    • Karen says:

      I know, but I really just prefer yogourt. I even get weirded out by kids having drinkable yogourt. It just seems gross to me, lol. Plus it’s much more difficult to pour honey over your kefir. ;) ~ karen!

  15. Mel Hosgen says:

    If you add skim milk powder at rate of 50g/L milk you will get greek yoghurt without having to strain it… I also add 100g live yoghurt/L milk… turns out thick ‘pot set’ yoghurt every time!

  16. I’m not an appliance pusher – but the instant pot has changed my yogurt making life. Pour the milk into the mason jars and then everything happens in the jars – you heat, you cool, you add a small scoop of yogurt to each jar, you let it culture, then put on the lids and put it in the fridge. No clean-up, no muss, no fuss. Thing of beauty.

    • Karen says:

      LOL. I know, I know. EVERYone has told me I have to get one. But … I don’t know. I’m 90 percent sold on it. I’ll probably buy one and review it in a post here. :) ~ karen!

  17. Rosie Walsh says:

    I’ve become addicted to whole milk and whole milk yoghurt. Get it at an Indian grocery. Bought the low fat by mistake. The difference in flavor, to me. was amazing. Won’t make that mistake again because now I’ll be making my own.

  18. Renee Rydzewski says:

    I know this is an older post, but it states 1 tablespoon in the recipe, then 2 tablespoons in the column itself. Want to try this, but which is it? I eat sooo much yogurt I would save alot of cash doing this!

    • Karen says:

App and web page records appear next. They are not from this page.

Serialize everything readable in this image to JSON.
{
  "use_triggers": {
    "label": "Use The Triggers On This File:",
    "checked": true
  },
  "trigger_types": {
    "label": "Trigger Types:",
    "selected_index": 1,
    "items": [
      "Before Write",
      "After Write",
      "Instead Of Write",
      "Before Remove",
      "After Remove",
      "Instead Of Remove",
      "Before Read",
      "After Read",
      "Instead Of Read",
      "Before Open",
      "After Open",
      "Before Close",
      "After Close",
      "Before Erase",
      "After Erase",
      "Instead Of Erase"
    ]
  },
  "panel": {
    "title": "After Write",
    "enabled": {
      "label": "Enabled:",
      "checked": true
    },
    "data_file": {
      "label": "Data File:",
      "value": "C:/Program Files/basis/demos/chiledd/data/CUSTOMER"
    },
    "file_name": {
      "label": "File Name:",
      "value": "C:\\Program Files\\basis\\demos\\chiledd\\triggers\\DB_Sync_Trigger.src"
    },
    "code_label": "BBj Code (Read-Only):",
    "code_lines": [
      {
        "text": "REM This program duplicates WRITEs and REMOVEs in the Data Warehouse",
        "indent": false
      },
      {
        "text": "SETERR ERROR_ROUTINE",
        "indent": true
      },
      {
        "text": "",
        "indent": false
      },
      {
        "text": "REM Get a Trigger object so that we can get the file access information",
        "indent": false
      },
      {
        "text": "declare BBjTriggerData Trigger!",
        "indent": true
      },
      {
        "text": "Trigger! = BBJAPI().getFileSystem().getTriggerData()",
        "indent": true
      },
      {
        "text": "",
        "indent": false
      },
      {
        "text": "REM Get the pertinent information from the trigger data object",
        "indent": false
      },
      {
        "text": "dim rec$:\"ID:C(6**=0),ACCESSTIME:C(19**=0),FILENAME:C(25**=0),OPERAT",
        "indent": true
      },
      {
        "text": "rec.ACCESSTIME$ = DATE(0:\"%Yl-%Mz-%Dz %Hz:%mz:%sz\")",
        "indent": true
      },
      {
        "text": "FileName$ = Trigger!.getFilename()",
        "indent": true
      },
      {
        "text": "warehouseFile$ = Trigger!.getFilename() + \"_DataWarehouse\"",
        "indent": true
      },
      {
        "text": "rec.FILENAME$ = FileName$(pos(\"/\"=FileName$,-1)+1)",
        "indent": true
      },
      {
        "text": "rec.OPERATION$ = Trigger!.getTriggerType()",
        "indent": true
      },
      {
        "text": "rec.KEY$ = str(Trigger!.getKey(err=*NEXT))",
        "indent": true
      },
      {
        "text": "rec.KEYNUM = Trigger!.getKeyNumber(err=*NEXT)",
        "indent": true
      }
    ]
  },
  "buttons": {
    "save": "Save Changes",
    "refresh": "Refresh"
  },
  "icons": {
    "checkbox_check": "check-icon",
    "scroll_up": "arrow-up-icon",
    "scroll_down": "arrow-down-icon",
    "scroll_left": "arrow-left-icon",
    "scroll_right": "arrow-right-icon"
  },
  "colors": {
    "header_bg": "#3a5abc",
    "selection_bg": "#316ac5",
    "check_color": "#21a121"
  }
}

      HI Renee, thanks someone else pointed that out. It’s either or. :) It really doesn’t make a difference as long as you get some probiotics in there. 1 heaping Tablespoon is good. I’ll adjust the recipe now. Thx. ~ karen!

  19. Laura says:

    I bought some coconut silk milk to try an copy a drink recipe (didn’t work btw) I was wondering if I could use this to make the yogurt? Then it would be already flavored. What do you think Karen?

  20. Rebecca says:

    I have been making yogurt on and off for about a year – i find it cheaper and tastier because as a single person I just can’t get through a 4-litre of milk before it expires and I can’t allow myself to buy a smaller amount because the higher unit price drives me insane!! 2 litres costs nearly as much as 4 – ridiculous!

    Plus I saved a dozen lavender coloured French clay yogurt pots from working abroad and get to bring them to work filled to the brim with yogurt! So cute!!

  21. Jessica says:

    My daughter makes yogurt in her sippy cup/bottle overnight sometimes. Sometimes she just holds that warm bottle of milk all night, and every once in a while inthe morning, it is all yogurt-y.

    No one eats it, but it’s very weird how it sometimes happens on its own (20-30% of the time)

  22. Jody says:

    Are you a mind reader? I was considering looking to make yogurt the other day. Another question. Why does pre-cut stewing beef make a stew gross?

    • Karen says:

      ‘Cause it’s made up of all different cuts of meat so they all cook at different times. Some are tougher than others etc. Cheaper and better to buy a blade roast or the like and cut it yourself into squares. ~ karen!

  23. Mary W says:

    What I really wish you would experiment with, Karen, is ricotta cheese. I’ve heard it is so easy to make but never tried. Love to use it in lasagna and desserts. There is another type of cheese that I think people make easily – just don’t remember what it is right now but can you read my mind and try it, also? Thanks Karen! There really isn’t anything you can’t do, in my book.

  24. Mary W says:

    I’ve never tried this since the store is so close, but I would think a cat warmer would work wonderfully to keep it warm for yogurt. The cat warmer never gets above ?? (cat temp) so I may break down and try this – I ADORE yogurt and quick oats refrigerated overnight with dried cranberries and pecans. I really DO NOT like greek yogurt Sam I Am and I have tried it. I love buttermilk.

  25. Victoria says:

    Get an InstantPot! It makes yogurt making even easier. I follow This Old Gal’s instructions from her blog. Easy peasy lemon squeezy!

Leave a Reply

Your email address will not be published. Required fields are marked *

The Art of Doing Stuff